Kids also have the opportunity to try great water activities thanks to Maine’s amazing lakes, which is particularly important for those who don’t get much time by the water at home. Almost every day kids will have the chance to swim, sail, paddle board, water ski and more. They can do these activities recreationally and also have opportunities to challenge themselves with events like Lake Swim, swim meets, ski shows, and Intercamp sailing regattas.
Good peer pressure is also something often discussed at camp. A camper is more likely to try new foods for the first time if their friends are eating them, like pot roast, sweet & sour chicken, or salmon for example. A kid who focuses on theater at home might sign up for Intercamps if their cabin mates are participating. Or, when cabin mates are scaling the rock climbing wall, a camper might overcome their fear of heights and make it to the top.

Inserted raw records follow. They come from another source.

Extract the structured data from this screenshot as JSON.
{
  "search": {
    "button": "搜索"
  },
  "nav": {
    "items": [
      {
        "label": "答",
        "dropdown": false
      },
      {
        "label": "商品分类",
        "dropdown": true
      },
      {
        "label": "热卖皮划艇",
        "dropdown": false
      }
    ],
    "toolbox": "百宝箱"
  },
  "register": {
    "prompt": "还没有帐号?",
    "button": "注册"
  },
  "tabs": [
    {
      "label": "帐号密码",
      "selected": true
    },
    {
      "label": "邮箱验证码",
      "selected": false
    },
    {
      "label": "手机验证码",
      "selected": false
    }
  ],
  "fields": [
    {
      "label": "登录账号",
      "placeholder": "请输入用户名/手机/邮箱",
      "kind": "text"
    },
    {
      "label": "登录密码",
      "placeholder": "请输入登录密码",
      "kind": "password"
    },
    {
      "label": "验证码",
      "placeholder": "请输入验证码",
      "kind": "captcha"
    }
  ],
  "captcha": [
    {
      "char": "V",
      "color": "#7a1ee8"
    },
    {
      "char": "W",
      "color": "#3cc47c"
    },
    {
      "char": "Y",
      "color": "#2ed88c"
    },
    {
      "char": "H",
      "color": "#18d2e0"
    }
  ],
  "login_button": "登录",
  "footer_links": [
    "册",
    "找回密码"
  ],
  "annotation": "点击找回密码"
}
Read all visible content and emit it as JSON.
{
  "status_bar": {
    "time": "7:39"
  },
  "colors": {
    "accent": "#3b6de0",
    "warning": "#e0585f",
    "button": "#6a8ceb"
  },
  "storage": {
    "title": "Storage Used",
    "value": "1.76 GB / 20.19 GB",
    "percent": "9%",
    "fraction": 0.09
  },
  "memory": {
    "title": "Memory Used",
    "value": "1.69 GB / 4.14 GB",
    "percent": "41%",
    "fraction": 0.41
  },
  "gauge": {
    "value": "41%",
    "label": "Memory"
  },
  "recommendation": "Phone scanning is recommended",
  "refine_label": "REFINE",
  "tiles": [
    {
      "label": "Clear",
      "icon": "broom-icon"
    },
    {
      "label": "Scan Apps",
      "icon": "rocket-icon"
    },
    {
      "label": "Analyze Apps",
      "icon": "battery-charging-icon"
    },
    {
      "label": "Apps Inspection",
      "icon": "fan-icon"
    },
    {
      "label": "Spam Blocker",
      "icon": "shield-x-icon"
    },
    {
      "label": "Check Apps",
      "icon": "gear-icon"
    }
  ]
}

So … you may think – who is this kid? – at first, but then it becomes a part of the new and improved “who they are,” and I feel lucky and proud that they’ve had the chance to grow this summer in Maine.
Maine Camp Experience Resources & Tools
Looking for the perfect Maine camp for your child? Try out our helpful tool where you can select a camp by choosing: type of camp (girls, boys or coed) and session length (1-8 weeks). It helps to narrow down a few camps to a manageable list that includes rates. Then you can research these camps in more depth.
Next, be sure to contact our Maine Camp Guide, Laurie to discuss these camps as well as for free, year-round advice and assistance on choosing a great Maine summer camp for your child.
Talk to Laurie, our Maine Campcierge™, about choosing the right camp for your child and what to do in Maine.